Pro’s & cons of being a contractor V’s Casual employment

There are several different employment options to consider when it comes to your career. You can become an employee or you can contract yourself

There are pros and cons to both options so what are the key differences? If you work in hospitality and want to contract your services then you may be performing your job at various venues, private homes, corporate business or venues. This means you really need to evaluate the advantages and disadvantages to ensure you are informed of YOUR obligations as a contractor, you understand the benefits from either option, and you understand the serious risks that could affect you.

Firstly, to be a contractor you need to have an ABN number (Australian Business Number) which is a unique 11 digit number that identifies your business with the government and community. An ABN doesn't replace your tax file number, but it is used for various tax and other business purposes.
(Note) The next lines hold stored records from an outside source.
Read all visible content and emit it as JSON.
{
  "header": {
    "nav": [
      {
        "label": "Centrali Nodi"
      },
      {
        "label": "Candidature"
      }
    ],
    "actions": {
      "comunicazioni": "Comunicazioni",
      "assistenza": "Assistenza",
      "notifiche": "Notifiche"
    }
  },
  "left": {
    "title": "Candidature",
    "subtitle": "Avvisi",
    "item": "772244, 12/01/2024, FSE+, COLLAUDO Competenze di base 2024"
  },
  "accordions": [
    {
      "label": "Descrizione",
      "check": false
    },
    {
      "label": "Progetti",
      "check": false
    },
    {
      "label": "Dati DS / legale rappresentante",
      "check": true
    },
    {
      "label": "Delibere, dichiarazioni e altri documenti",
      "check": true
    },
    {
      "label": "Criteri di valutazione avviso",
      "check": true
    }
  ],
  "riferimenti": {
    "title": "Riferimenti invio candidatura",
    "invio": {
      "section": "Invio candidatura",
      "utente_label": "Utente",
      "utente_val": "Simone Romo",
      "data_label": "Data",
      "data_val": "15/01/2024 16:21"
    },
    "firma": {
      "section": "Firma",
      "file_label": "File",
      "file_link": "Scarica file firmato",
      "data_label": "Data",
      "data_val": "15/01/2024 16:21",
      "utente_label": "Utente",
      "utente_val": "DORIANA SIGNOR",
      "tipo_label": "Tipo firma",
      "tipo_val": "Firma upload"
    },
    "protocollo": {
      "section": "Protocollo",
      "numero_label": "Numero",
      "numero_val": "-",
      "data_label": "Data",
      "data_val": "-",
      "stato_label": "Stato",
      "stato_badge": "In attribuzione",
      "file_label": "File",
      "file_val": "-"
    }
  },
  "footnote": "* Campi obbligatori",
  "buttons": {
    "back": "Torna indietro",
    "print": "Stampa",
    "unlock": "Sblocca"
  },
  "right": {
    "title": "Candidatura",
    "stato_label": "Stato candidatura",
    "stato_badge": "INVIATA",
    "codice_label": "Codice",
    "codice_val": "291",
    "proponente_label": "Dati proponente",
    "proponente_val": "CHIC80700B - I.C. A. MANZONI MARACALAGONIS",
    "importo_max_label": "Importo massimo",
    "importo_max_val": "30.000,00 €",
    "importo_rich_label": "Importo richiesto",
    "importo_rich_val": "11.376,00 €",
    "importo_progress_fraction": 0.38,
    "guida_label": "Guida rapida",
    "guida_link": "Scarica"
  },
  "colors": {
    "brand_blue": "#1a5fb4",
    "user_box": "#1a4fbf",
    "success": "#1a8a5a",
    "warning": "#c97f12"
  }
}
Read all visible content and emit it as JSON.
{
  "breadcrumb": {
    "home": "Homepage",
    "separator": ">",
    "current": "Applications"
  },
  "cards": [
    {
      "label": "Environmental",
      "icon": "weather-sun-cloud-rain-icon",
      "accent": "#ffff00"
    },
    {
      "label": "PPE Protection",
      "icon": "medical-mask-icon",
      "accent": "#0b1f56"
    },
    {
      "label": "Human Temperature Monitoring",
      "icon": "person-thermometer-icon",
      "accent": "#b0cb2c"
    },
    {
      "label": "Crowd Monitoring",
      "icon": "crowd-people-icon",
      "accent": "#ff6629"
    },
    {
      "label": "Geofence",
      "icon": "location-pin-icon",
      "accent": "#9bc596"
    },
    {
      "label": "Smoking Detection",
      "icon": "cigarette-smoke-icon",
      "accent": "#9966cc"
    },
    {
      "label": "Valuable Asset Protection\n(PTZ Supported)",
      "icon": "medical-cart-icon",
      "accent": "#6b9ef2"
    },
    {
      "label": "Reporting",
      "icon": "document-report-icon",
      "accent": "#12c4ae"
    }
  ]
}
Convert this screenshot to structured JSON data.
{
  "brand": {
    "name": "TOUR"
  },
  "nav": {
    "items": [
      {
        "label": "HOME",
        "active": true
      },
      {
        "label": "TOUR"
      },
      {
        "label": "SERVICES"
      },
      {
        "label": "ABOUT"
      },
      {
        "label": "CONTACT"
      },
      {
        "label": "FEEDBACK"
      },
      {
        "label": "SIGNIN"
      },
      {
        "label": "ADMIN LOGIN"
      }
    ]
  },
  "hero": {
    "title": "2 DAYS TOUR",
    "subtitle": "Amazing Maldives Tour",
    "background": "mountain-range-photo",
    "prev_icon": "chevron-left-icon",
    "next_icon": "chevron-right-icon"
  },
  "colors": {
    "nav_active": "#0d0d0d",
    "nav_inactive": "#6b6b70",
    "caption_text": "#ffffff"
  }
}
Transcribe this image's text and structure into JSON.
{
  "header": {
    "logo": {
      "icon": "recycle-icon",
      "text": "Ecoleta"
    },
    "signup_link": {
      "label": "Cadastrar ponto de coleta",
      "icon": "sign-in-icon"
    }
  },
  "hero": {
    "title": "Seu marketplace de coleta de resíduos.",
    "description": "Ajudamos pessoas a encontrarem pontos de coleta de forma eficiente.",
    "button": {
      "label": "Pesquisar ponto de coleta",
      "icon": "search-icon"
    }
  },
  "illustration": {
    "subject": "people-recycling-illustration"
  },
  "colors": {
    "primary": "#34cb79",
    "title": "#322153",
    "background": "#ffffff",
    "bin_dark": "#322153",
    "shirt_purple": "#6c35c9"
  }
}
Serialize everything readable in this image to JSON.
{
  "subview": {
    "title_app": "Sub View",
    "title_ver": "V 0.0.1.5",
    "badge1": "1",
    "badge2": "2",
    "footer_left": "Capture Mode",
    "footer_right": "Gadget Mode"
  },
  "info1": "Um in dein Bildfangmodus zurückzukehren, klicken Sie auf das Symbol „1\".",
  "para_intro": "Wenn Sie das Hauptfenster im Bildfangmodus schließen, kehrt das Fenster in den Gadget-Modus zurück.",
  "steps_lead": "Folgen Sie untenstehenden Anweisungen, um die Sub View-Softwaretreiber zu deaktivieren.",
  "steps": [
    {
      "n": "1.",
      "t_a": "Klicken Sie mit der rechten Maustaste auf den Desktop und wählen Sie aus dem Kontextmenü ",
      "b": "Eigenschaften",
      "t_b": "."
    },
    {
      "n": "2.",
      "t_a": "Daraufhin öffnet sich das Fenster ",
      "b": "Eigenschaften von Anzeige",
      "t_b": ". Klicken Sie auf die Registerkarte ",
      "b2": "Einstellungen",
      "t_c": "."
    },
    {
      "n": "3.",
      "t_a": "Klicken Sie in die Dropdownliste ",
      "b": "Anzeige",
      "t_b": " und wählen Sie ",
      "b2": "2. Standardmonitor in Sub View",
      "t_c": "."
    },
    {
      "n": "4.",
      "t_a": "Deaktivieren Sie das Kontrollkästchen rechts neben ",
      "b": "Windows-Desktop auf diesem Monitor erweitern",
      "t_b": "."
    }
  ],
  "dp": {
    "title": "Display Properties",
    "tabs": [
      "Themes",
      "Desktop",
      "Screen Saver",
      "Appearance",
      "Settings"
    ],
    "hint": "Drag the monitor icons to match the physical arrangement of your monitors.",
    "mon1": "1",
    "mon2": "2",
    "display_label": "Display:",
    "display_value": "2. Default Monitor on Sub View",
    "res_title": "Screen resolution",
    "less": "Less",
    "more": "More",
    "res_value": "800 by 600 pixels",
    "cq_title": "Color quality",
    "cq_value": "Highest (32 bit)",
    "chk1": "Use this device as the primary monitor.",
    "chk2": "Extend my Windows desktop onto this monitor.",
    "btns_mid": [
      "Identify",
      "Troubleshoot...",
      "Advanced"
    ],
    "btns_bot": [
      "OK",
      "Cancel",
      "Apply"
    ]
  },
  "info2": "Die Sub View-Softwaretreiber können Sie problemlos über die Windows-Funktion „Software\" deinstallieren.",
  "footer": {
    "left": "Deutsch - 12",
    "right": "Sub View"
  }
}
Not everyone needs an ABN. To get one you need to be carrying on an enterprise.

With an ABN you can:

  • confirm your business identity with others when ordering and invoicing
  • avoid Pay as You Go (PAYG) tax on payments you receive
  • claim Goods and Services Tax (GST) credits
  • claim energy grants credits
  • obtain an Australian domain name.

Applying for an ABN is free. To apply for an ABN online, visit the Australian Business Register website.

Independent Contractor


  • A slightly higher rate of pay (but you have to arrange your own tax).
  • If you have multiple jobs through different businesses, it could benefit your tax situation
  • You usually get paid soon after you have completed the shift.
  • If you are an international student, you are responsible for yourself and could realistically work more than 40 hour fortnights. Therefore, running the risk of losing your visa entitlement and having to leave the country.


  • Usually, worker’s compensation insurance isn't provided and if you are injured during work, you are unfortunately unable to lodge a claim.
  • As you're own employer, no superannuation is paid on your behalf and into your selected fund so you would need to contribute this from your own pocket.
  • You must pay your own tax out of your earnings. 
  • You must also pay GST that you collect (if you are earning over AUD $75,000 per year)
  • There is no long-term job security.
  • There is little or no HR Support for workplace compliance, discrimination and if the employer isn't happy with you, you are simply - on your own to find a new job.

Casual Employment


  • You are paid at the minimum award rate for your industry, minus tax 
  • Your tax is already calculated and taken out before you get paid and on most occasions, you can choose between selecting the Tax-Free Threshold to minimize this
  • Superannuation is guaranteed and paid in addition to your hourly rate
  • Full insurance is provided for you, from Public Liability, Workers Compensation (so if injured at work, you will be eligible to receive an average of your recent pay as long as you are unable to work)
  • More likely to be offered opportunities to progress or be promoted
  • You are paid Regularly - in most cases, weekly, same time every week
  • A best practice employer will provide Human Resource support, including performance management 


  • Work can be canceled by your employer within a 2 hour notice period. Unless under special agreement with employer
  • You are only liable to perform a minimum of 2 hrs work per shift. Meaning if work is quiet, you may be sent home.
  • If you are an international student, your employer is bound to only providing 40 hrs per fortnight of work in order to be compliant so you can remain in the country under the correct visa.

It is really a personal choice based on your unique requirements. The key difference as a contractor is that you are responsible for everything and although you get paid more money you need to calculate if you will actually earn more at the end of the day.

Published by: Admin Officer on Feb 14, 2018